> **Problem to solve**: The entries below are to be returned as written, with all pictures dropped.

> **Page and application data records**:
★ ★ ★
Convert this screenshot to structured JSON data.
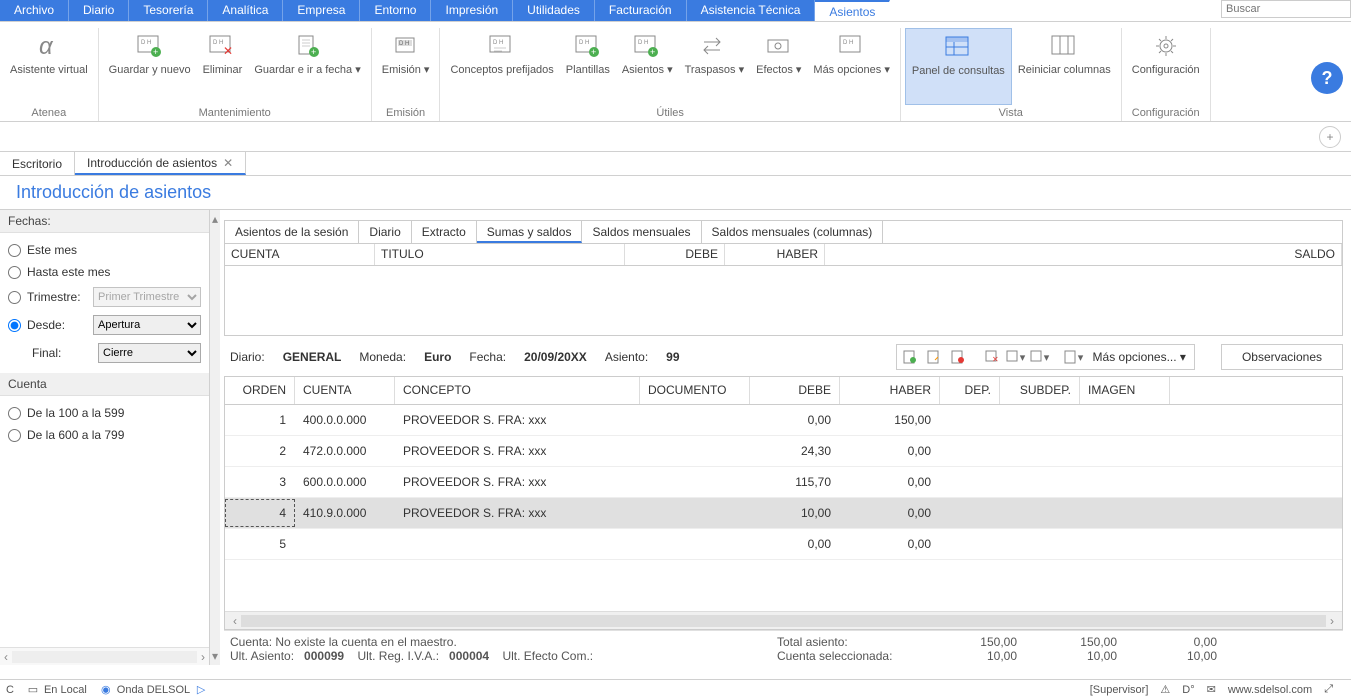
{
  "menubar": {
    "items": [
      "Archivo",
      "Diario",
      "Tesorería",
      "Analítica",
      "Empresa",
      "Entorno",
      "Impresión",
      "Utilidades",
      "Facturación",
      "Asistencia Técnica",
      "Asientos"
    ],
    "active_index": 10,
    "search_placeholder": "Buscar"
  },
  "ribbon": {
    "groups": [
      {
        "title": "Atenea",
        "buttons": [
          {
            "label": "Asistente virtual",
            "icon": "alpha-icon"
          }
        ]
      },
      {
        "title": "Mantenimiento",
        "buttons": [
          {
            "label": "Guardar y nuevo",
            "icon": "save-new-icon"
          },
          {
            "label": "Eliminar",
            "icon": "delete-icon"
          },
          {
            "label": "Guardar e ir a fecha ▾",
            "icon": "save-goto-icon"
          }
        ]
      },
      {
        "title": "Emisión",
        "buttons": [
          {
            "label": "Emisión ▾",
            "icon": "emit-icon"
          }
        ]
      },
      {
        "title": "Útiles",
        "buttons": [
          {
            "label": "Conceptos prefijados",
            "icon": "concepts-icon"
          },
          {
            "label": "Plantillas",
            "icon": "templates-icon"
          },
          {
            "label": "Asientos ▾",
            "icon": "entries-icon"
          },
          {
            "label": "Traspasos ▾",
            "icon": "transfers-icon"
          },
          {
            "label": "Efectos ▾",
            "icon": "effects-icon"
          },
          {
            "label": "Más opciones ▾",
            "icon": "more-icon"
          }
        ]
      },
      {
        "title": "Vista",
        "buttons": [
          {
            "label": "Panel de consultas",
            "icon": "panel-icon",
            "active": true
          },
          {
            "label": "Reiniciar columnas",
            "icon": "reset-cols-icon"
          }
        ]
      },
      {
        "title": "Configuración",
        "buttons": [
          {
            "label": "Configuración",
            "icon": "gear-icon"
          }
        ]
      }
    ]
  },
  "doc_tabs": [
    {
      "label": "Escritorio",
      "active": false,
      "closable": false
    },
    {
      "label": "Introducción de asientos",
      "active": true,
      "closable": true
    }
  ],
  "page": {
    "title": "Introducción de asientos"
  },
  "filters": {
    "header_fechas": "Fechas:",
    "header_cuenta": "Cuenta",
    "radio_este_mes": "Este mes",
    "radio_hasta_mes": "Hasta este mes",
    "radio_trimestre": "Trimestre:",
    "trimestre_value": "Primer Trimestre",
    "radio_desde": "Desde:",
    "desde_value": "Apertura",
    "final_label": "Final:",
    "final_value": "Cierre",
    "radio_cuenta_100": "De la 100 a la 599",
    "radio_cuenta_600": "De la 600 a la 799"
  },
  "query_tabs": [
    "Asientos de la sesión",
    "Diario",
    "Extracto",
    "Sumas y saldos",
    "Saldos mensuales",
    "Saldos mensuales (columnas)"
  ],
  "query_tabs_active": 3,
  "query_headers": {
    "cuenta": "CUENTA",
    "titulo": "TITULO",
    "debe": "DEBE",
    "haber": "HABER",
    "saldo": "SALDO"
  },
  "entry_info": {
    "diario_label": "Diario:",
    "diario_value": "GENERAL",
    "moneda_label": "Moneda:",
    "moneda_value": "Euro",
    "fecha_label": "Fecha:",
    "fecha_value": "20/09/20XX",
    "asiento_label": "Asiento:",
    "asiento_value": "99",
    "more_options": "Más opciones...",
    "observaciones": "Observaciones"
  },
  "grid": {
    "headers": {
      "orden": "ORDEN",
      "cuenta": "CUENTA",
      "concepto": "CONCEPTO",
      "documento": "DOCUMENTO",
      "debe": "DEBE",
      "haber": "HABER",
      "dep": "DEP.",
      "subdep": "SUBDEP.",
      "imagen": "IMAGEN"
    },
    "rows": [
      {
        "orden": "1",
        "cuenta": "400.0.0.000",
        "concepto": "PROVEEDOR S. FRA:  xxx",
        "documento": "",
        "debe": "0,00",
        "haber": "150,00",
        "dep": "",
        "subdep": "",
        "imagen": ""
      },
      {
        "orden": "2",
        "cuenta": "472.0.0.000",
        "concepto": "PROVEEDOR S. FRA:  xxx",
        "documento": "",
        "debe": "24,30",
        "haber": "0,00",
        "dep": "",
        "subdep": "",
        "imagen": ""
      },
      {
        "orden": "3",
        "cuenta": "600.0.0.000",
        "concepto": "PROVEEDOR S. FRA:  xxx",
        "documento": "",
        "debe": "115,70",
        "haber": "0,00",
        "dep": "",
        "subdep": "",
        "imagen": ""
      },
      {
        "orden": "4",
        "cuenta": "410.9.0.000",
        "concepto": "PROVEEDOR S. FRA:  xxx",
        "documento": "",
        "debe": "10,00",
        "haber": "0,00",
        "dep": "",
        "subdep": "",
        "imagen": "",
        "selected": true
      },
      {
        "orden": "5",
        "cuenta": "",
        "concepto": "",
        "documento": "",
        "debe": "0,00",
        "haber": "0,00",
        "dep": "",
        "subdep": "",
        "imagen": ""
      }
    ]
  },
  "footer": {
    "cuenta_msg": "Cuenta: No existe la cuenta en el maestro.",
    "ult_asiento_label": "Ult. Asiento:",
    "ult_asiento_value": "000099",
    "ult_reg_iva_label": "Ult. Reg. I.V.A.:",
    "ult_reg_iva_value": "000004",
    "ult_efecto_label": "Ult. Efecto Com.:",
    "total_asiento_label": "Total asiento:",
    "cuenta_sel_label": "Cuenta seleccionada:",
    "totals": {
      "debe": "150,00",
      "haber": "150,00",
      "saldo": "0,00",
      "sel_debe": "10,00",
      "sel_haber": "10,00",
      "sel_saldo": "10,00"
    }
  },
  "status": {
    "en_local": "En Local",
    "onda": "Onda DELSOL",
    "supervisor": "[Supervisor]",
    "url": "www.sdelsol.com"
  }
}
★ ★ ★
> **Exercise answer**:
Convert this screenshot to structured JSON data.
{
  "menubar": {
    "items": [
      "Archivo",
      "Diario",
      "Tesorería",
      "Analítica",
      "Empresa",
      "Entorno",
      "Impresión",
      "Utilidades",
      "Facturación",
      "Asistencia Técnica",
      "Asientos"
    ],
    "active_index": 10,
    "search_placeholder": "Buscar"
  },
  "ribbon": {
    "groups": [
      {
        "title": "Atenea",
        "buttons": [
          {
            "label": "Asistente virtual",
            "icon": "alpha-icon"
          }
        ]
      },
      {
        "title": "Mantenimiento",
        "buttons": [
          {
            "label": "Guardar y nuevo",
            "icon": "save-new-icon"
          },
          {
            "label": "Eliminar",
            "icon": "delete-icon"
          },
          {
            "label": "Guardar e ir a fecha ▾",
            "icon": "save-goto-icon"
          }
        ]
      },
      {
        "title": "Emisión",
        "buttons": [
          {
            "label": "Emisión ▾",
            "icon": "emit-icon"
          }
        ]
      },
      {
        "title": "Útiles",
        "buttons": [
          {
            "label": "Conceptos prefijados",
            "icon": "concepts-icon"
          },
          {
            "label": "Plantillas",
            "icon": "templates-icon"
          },
          {
            "label": "Asientos ▾",
            "icon": "entries-icon"
          },
          {
            "label": "Traspasos ▾",
            "icon": "transfers-icon"
          },
          {
            "label": "Efectos ▾",
            "icon": "effects-icon"
          },
          {
            "label": "Más opciones ▾",
            "icon": "more-icon"
          }
        ]
      },
      {
        "title": "Vista",
        "buttons": [
          {
            "label": "Panel de consultas",
            "icon": "panel-icon",
            "active": true
          },
          {
            "label": "Reiniciar columnas",
            "icon": "reset-cols-icon"
          }
        ]
      },
      {
        "title": "Configuración",
        "buttons": [
          {
            "label": "Configuración",
            "icon": "gear-icon"
          }
        ]
      }
    ]
  },
  "doc_tabs": [
    {
      "label": "Escritorio",
      "active": false,
      "closable": false
    },
    {
      "label": "Introducción de asientos",
      "active": true,
      "closable": true
    }
  ],
  "page": {
    "title": "Introducción de asientos"
  },
  "filters": {
    "header_fechas": "Fechas:",
    "header_cuenta": "Cuenta",
    "radio_este_mes": "Este mes",
    "radio_hasta_mes": "Hasta este mes",
    "radio_trimestre": "Trimestre:",
    "trimestre_value": "Primer Trimestre",
    "radio_desde": "Desde:",
    "desde_value": "Apertura",
    "final_label": "Final:",
    "final_value": "Cierre",
    "radio_cuenta_100": "De la 100 a la 599",
    "radio_cuenta_600": "De la 600 a la 799"
  },
  "query_tabs": [
    "Asientos de la sesión",
    "Diario",
    "Extracto",
    "Sumas y saldos",
    "Saldos mensuales",
    "Saldos mensuales (columnas)"
  ],
  "query_tabs_active": 3,
  "query_headers": {
    "cuenta": "CUENTA",
    "titulo": "TITULO",
    "debe": "DEBE",
    "haber": "HABER",
    "saldo": "SALDO"
  },
  "entry_info": {
    "diario_label": "Diario:",
    "diario_value": "GENERAL",
    "moneda_label": "Moneda:",
    "moneda_value": "Euro",
    "fecha_label": "Fecha:",
    "fecha_value": "20/09/20XX",
    "asiento_label": "Asiento:",
    "asiento_value": "99",
    "more_options": "Más opciones...",
    "observaciones": "Observaciones"
  },
  "grid": {
    "headers": {
      "orden": "ORDEN",
      "cuenta": "CUENTA",
      "concepto": "CONCEPTO",
      "documento": "DOCUMENTO",
      "debe": "DEBE",
      "haber": "HABER",
      "dep": "DEP.",
      "subdep": "SUBDEP.",
      "imagen": "IMAGEN"
    },
    "rows": [
      {
        "orden": "1",
        "cuenta": "400.0.0.000",
        "concepto": "PROVEEDOR S. FRA:  xxx",
        "documento": "",
        "debe": "0,00",
        "haber": "150,00",
        "dep": "",
        "subdep": "",
        "imagen": ""
      },
      {
        "orden": "2",
        "cuenta": "472.0.0.000",
        "concepto": "PROVEEDOR S. FRA:  xxx",
        "documento": "",
        "debe": "24,30",
        "haber": "0,00",
        "dep": "",
        "subdep": "",
        "imagen": ""
      },
      {
        "orden": "3",
        "cuenta": "600.0.0.000",
        "concepto": "PROVEEDOR S. FRA:  xxx",
        "documento": "",
        "debe": "115,70",
        "haber": "0,00",
        "dep": "",
        "subdep": "",
        "imagen": ""
      },
      {
        "orden": "4",
        "cuenta": "410.9.0.000",
        "concepto": "PROVEEDOR S. FRA:  xxx",
        "documento": "",
        "debe": "10,00",
        "haber": "0,00",
        "dep": "",
        "subdep": "",
        "imagen": "",
        "selected": true
      },
      {
        "orden": "5",
        "cuenta": "",
        "concepto": "",
        "documento": "",
        "debe": "0,00",
        "haber": "0,00",
        "dep": "",
        "subdep": "",
        "imagen": ""
      }
    ]
  },
  "footer": {
    "cuenta_msg": "Cuenta: No existe la cuenta en el maestro.",
    "ult_asiento_label": "Ult. Asiento:",
    "ult_asiento_value": "000099",
    "ult_reg_iva_label": "Ult. Reg. I.V.A.:",
    "ult_reg_iva_value": "000004",
    "ult_efecto_label": "Ult. Efecto Com.:",
    "total_asiento_label": "Total asiento:",
    "cuenta_sel_label": "Cuenta seleccionada:",
    "totals": {
      "debe": "150,00",
      "haber": "150,00",
      "saldo": "0,00",
      "sel_debe": "10,00",
      "sel_haber": "10,00",
      "sel_saldo": "10,00"
    }
  },
  "status": {
    "en_local": "En Local",
    "onda": "Onda DELSOL",
    "supervisor": "[Supervisor]",
    "url": "www.sdelsol.com"
  }
}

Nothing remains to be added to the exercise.